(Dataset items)

*** Block opens ***

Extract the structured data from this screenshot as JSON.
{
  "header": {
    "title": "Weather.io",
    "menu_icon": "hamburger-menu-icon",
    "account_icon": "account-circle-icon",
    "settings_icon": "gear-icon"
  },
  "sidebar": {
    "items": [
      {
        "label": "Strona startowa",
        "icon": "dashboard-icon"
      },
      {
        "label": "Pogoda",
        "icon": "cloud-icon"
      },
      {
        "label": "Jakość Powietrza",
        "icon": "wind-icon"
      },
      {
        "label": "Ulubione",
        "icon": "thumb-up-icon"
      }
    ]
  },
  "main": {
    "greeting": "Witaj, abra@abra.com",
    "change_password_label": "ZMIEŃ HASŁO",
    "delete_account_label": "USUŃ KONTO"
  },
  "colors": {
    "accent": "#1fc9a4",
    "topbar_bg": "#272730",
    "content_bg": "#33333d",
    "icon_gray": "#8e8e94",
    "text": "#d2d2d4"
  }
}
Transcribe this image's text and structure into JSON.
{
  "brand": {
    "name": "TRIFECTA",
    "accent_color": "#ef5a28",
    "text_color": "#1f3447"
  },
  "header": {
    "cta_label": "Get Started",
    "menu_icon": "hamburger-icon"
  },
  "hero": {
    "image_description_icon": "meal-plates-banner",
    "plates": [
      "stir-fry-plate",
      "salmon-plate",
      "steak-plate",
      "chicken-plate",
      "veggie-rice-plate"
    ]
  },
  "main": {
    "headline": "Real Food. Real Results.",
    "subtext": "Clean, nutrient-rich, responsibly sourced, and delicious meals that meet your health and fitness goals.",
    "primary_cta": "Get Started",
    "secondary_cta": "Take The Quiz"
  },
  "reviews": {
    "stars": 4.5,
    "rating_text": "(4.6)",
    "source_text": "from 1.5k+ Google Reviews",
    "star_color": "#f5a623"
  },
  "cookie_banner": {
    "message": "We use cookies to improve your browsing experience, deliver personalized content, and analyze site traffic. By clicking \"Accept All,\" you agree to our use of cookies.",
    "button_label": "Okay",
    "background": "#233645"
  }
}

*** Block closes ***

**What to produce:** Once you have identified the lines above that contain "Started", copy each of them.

**Result of the exercise:**
    "cta_label": "Get Started",
    "primary_cta": "Get Started",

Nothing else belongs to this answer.